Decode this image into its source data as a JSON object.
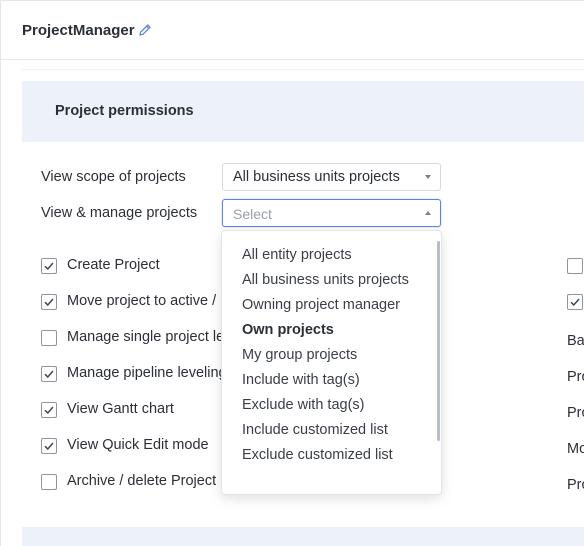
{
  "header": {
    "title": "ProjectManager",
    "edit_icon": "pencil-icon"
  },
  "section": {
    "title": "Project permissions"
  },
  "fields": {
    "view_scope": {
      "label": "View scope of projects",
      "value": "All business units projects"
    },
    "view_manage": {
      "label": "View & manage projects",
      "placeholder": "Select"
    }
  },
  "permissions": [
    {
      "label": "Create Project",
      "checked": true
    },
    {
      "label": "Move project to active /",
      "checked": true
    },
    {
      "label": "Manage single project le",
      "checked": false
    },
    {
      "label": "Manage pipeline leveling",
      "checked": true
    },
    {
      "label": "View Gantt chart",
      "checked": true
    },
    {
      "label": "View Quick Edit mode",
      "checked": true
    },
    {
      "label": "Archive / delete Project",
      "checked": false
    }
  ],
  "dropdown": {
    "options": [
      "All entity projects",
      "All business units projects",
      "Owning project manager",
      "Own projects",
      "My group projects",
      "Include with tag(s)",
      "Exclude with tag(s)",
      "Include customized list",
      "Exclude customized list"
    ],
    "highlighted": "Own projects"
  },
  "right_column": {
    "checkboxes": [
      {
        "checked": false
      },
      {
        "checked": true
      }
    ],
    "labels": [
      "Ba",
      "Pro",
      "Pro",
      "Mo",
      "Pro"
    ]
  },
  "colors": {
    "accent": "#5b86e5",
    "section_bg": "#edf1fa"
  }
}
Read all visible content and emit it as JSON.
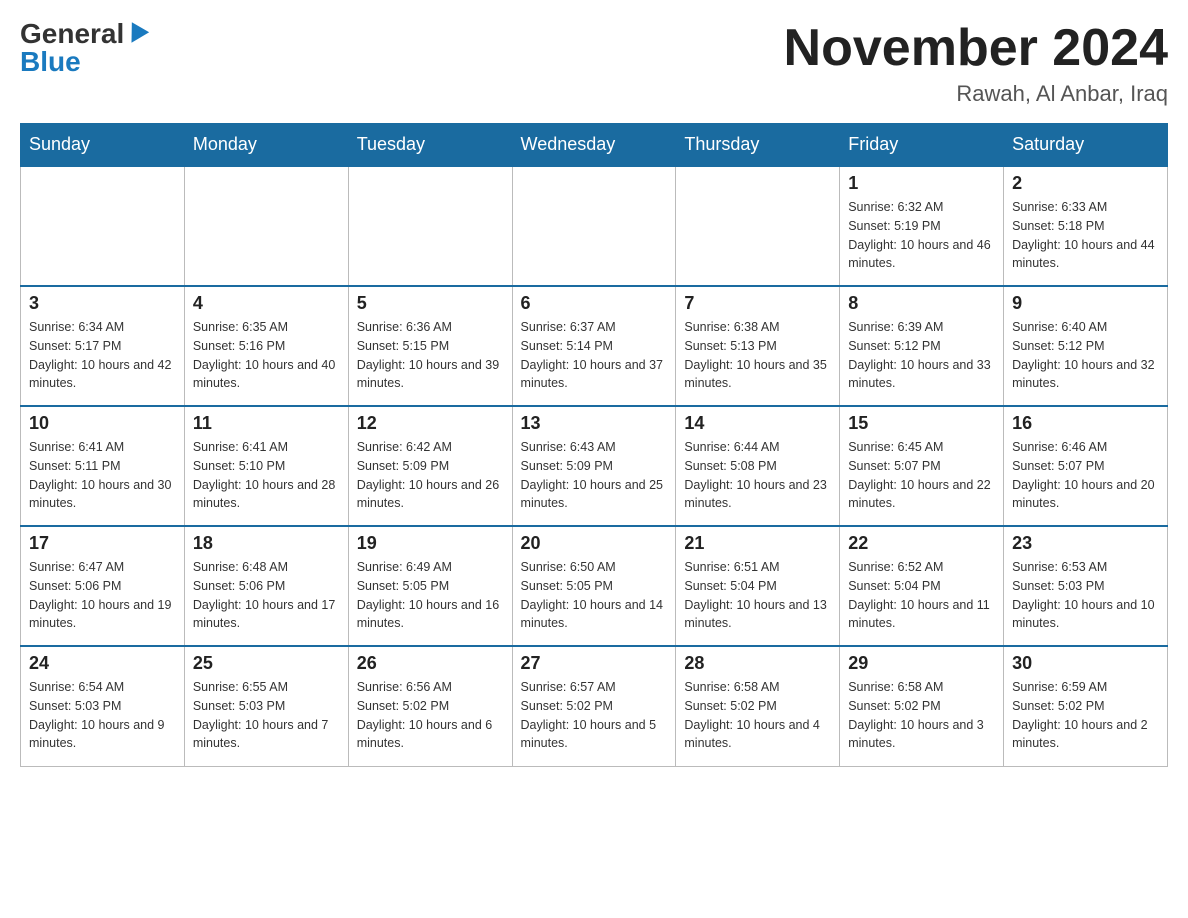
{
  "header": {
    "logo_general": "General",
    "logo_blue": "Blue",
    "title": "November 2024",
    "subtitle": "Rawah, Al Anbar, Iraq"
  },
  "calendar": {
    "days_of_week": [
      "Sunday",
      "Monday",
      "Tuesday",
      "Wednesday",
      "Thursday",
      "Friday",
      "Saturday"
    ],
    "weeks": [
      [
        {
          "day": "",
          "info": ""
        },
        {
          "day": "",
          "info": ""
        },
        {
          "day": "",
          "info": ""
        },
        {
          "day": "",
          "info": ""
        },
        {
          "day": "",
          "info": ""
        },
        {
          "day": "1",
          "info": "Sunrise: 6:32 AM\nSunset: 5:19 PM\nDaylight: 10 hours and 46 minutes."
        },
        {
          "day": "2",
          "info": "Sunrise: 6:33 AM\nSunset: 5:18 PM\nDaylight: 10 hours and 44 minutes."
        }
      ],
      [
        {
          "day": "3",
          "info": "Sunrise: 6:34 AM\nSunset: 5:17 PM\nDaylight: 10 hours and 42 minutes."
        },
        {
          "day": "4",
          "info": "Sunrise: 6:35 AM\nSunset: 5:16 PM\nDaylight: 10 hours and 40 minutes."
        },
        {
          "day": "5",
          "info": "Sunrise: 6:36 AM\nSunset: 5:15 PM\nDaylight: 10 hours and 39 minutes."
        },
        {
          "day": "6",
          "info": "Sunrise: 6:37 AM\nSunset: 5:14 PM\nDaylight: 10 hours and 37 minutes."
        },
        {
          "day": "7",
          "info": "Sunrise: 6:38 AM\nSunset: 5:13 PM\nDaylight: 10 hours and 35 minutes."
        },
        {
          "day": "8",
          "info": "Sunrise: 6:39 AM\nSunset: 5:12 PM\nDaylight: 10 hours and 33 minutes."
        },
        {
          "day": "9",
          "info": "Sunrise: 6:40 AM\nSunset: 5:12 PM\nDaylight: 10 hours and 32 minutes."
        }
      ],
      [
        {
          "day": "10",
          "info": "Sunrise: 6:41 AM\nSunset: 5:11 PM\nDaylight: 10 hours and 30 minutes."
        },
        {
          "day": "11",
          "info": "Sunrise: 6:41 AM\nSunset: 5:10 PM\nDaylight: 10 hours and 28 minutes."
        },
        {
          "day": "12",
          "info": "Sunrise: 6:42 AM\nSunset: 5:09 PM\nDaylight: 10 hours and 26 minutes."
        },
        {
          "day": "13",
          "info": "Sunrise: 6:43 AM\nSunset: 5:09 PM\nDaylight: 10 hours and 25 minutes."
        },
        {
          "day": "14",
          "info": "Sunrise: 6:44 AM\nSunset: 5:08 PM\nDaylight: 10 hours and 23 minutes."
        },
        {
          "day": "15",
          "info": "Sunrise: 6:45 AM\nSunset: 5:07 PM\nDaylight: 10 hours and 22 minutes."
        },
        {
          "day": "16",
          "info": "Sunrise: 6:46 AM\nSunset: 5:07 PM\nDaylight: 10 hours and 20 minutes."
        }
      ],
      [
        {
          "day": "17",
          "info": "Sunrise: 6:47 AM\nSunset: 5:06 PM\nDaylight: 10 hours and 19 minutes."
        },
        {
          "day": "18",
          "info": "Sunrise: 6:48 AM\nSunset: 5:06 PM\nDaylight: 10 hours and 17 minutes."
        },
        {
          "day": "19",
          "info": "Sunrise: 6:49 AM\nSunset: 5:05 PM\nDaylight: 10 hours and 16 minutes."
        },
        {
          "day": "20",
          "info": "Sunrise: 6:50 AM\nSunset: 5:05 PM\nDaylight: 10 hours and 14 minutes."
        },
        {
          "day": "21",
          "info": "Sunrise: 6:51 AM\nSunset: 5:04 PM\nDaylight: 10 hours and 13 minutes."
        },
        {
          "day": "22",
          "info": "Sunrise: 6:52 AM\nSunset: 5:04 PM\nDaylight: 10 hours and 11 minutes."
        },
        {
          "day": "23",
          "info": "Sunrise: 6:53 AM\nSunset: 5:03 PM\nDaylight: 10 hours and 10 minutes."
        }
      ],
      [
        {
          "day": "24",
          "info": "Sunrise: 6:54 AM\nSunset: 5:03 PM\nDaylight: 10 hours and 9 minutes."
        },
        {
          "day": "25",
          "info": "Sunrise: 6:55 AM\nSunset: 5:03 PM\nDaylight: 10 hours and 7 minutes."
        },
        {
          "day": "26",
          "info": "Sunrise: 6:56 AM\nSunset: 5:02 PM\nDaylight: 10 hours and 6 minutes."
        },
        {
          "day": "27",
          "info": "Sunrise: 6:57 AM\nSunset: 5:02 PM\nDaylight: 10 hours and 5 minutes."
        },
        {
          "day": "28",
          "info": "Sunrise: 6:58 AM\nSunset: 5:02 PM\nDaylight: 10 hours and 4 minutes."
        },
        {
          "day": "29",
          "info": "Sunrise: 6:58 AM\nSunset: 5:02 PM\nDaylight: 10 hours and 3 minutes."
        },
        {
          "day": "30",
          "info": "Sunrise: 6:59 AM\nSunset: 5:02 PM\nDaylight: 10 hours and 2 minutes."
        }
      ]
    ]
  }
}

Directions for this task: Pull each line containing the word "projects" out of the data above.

Answer:
      "label": "View scope of projects",
      "value": "All business units projects"
      "label": "View & manage projects",
      "All entity projects",
      "All business units projects",
      "Own projects",
      "My group projects",
    "highlighted": "Own projects"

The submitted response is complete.